The budget’s impact on different groups and the government’s priorities are subjects of ongoing political debate in Malta. Malta’s Budget speech, delivered by Finance Minister Clyde Caruana, has sparked varied reactions from members of different political parties.
The responses from MP Randolph De Battista of the Labour Party (PL) and MP Ivan J Bartolo of the Nationalist Party (PN) reveal key differences in their assessments of the budget. Let’s delve into the distinctive viewpoints of these two politicians on what they liked and what bothered them about the Budget.

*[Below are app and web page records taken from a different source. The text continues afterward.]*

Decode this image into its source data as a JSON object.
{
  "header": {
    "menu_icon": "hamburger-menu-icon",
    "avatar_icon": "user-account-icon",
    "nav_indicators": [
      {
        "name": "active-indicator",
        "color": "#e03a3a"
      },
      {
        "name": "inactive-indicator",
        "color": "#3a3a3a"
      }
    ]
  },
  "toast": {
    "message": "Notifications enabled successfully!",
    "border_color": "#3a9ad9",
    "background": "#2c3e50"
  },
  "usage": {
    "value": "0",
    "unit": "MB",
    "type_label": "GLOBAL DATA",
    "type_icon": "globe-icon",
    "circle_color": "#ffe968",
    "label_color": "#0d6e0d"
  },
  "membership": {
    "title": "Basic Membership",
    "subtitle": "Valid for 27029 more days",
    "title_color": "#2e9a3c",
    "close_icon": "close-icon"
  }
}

In his response, Randolph De Battista focuses on the positive aspects of the budget and emphasises the social measures that aim to benefit various segments of the population. He acknowledges the importance of supporting lower-income individuals, pensioners, families with children (notably the highest children’s allowance in history), and those with children with disabilities. De Battista also appreciates the budget’s emphasis on encouraging elderly citizens to stay active, addressing concerns he previously raised in Parliament.

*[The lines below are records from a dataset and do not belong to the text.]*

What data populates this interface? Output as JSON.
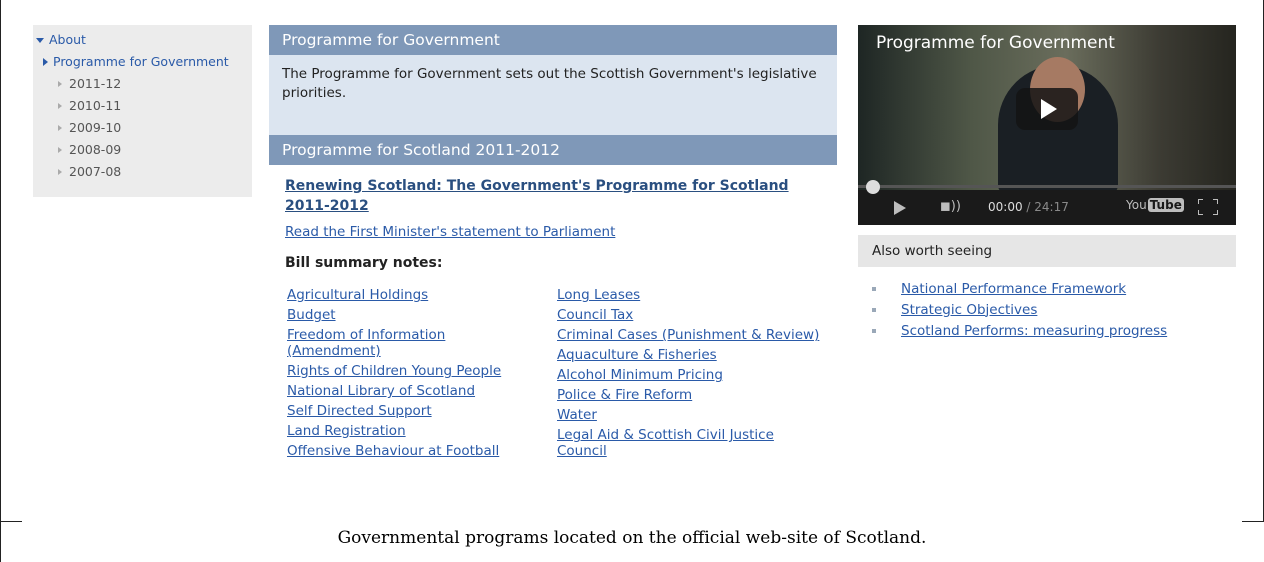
{
  "sidebar": {
    "about": "About",
    "programme": "Programme for Government",
    "years": [
      "2011-12",
      "2010-11",
      "2009-10",
      "2008-09",
      "2007-08"
    ]
  },
  "box1": {
    "title": "Programme for Government",
    "text": "The Programme for Government sets out the Scottish Government's legislative priorities."
  },
  "box2": {
    "title": "Programme for Scotland 2011-2012",
    "main_link": "Renewing Scotland: The Government's Programme for Scotland 2011-2012",
    "statement_link": "Read the First Minister's statement to Parliament",
    "bill_heading": "Bill summary notes:",
    "bills_left": [
      "Agricultural Holdings",
      "Budget",
      "Freedom of Information (Amendment)",
      "Rights of Children Young People",
      "National Library of Scotland",
      "Self Directed Support",
      "Land Registration",
      "Offensive Behaviour at Football"
    ],
    "bills_right": [
      "Long Leases",
      "Council Tax",
      "Criminal Cases (Punishment & Review)",
      "Aquaculture & Fisheries",
      "Alcohol Minimum Pricing",
      "Police & Fire Reform",
      "Water",
      "Legal Aid & Scottish Civil Justice Council"
    ]
  },
  "video": {
    "title": "Programme for Government",
    "current_time": "00:00",
    "duration": "/ 24:17",
    "logo_you": "You",
    "logo_tube": "Tube"
  },
  "also": {
    "heading": "Also worth seeing",
    "links": [
      "National Performance Framework",
      "Strategic Objectives",
      "Scotland Performs: measuring progress"
    ]
  },
  "caption": "Governmental programs located on the official web-site of Scotland."
}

De Battista is particularly pleased that Malta’s approach to the budget differs from some other European countries, like France and Germany, which are currently discussing austerity measures. He commends the Maltese government for not burdening the people, highlighting initiatives such as the €350 assistance with electricity and water bills. This, according to him, helps protect the middle class and prevents people from falling into poverty.

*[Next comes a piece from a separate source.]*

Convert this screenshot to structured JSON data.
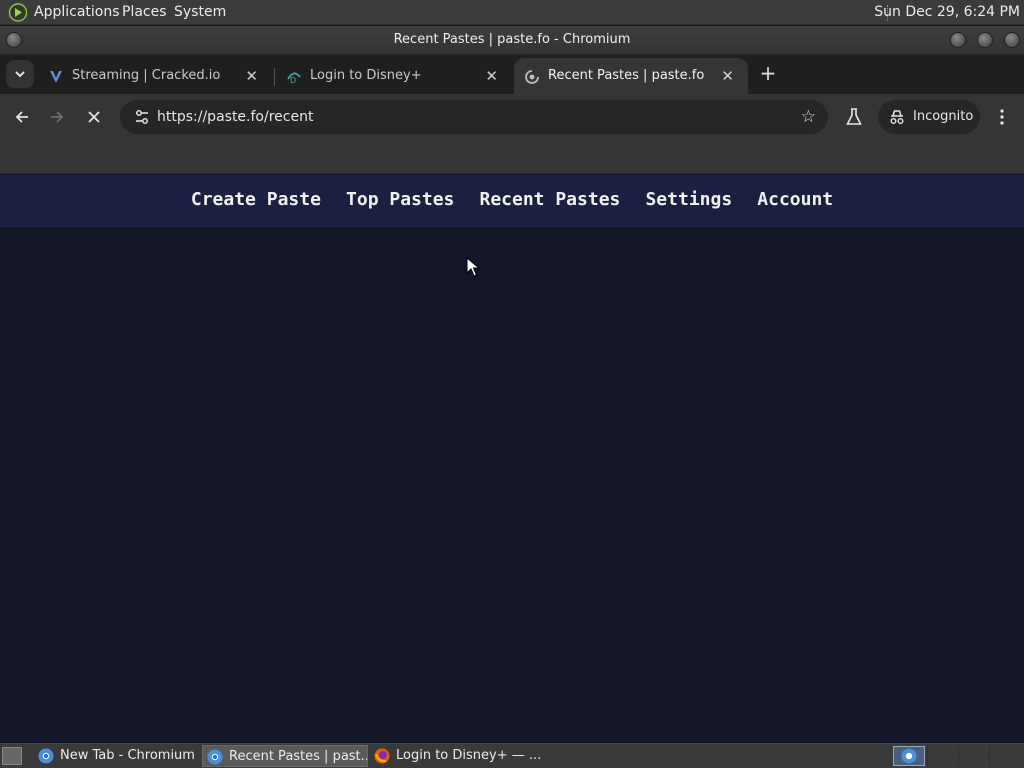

Speaking to Malta Daily, the PL MP also mentioned that he would like to understand a little more about the help that will be given to people who buy e-kick scooter. Randolph De Battista said that he would like to see the two parties agree on transport and alternative means of transport, to solve transport issues once and for all.
On the other hand, Ivan J Bartolo from the Nationalist Party expresses reservations about certain aspects of the budget. He questions the government’s decision to impose taxes on the Cost of Living Adjustment (COLA), an issue that many in Malta have raised concerns about. Bartolo points out that the COLA is meant to help citizens cope with the rising cost of living, and taxing it may be counterproductive.
Another concern raised by Bartolo is the budget’s mention of the police’s success in tackling criminal organisations. He finds it perplexing that the budget document doesn’t acknowledge certain unresolved issues, such as the controversy surrounding the Steward and Vitals deal in Castile, which the court deemed a crime. Bartolo’s unease with this omission suggests a need for more transparency and accountability in law enforcement.
Speaking to Malta Daily, Ivan J. Bartolo said that there are also social measures in the Budget that no one can deny that make sense.
These contrasting reactions to Malta’s Budget illustrate the deep political divide on how the government’s financial plans are perceived.
While Randolph De Battista (PL) commends the budget for its social focus and measures aimed at supporting various demographics, Ivan J Bartolo (PN) questions the taxation of COLA and calls for a more critical examination of the police’s effectiveness in addressing criminal activities.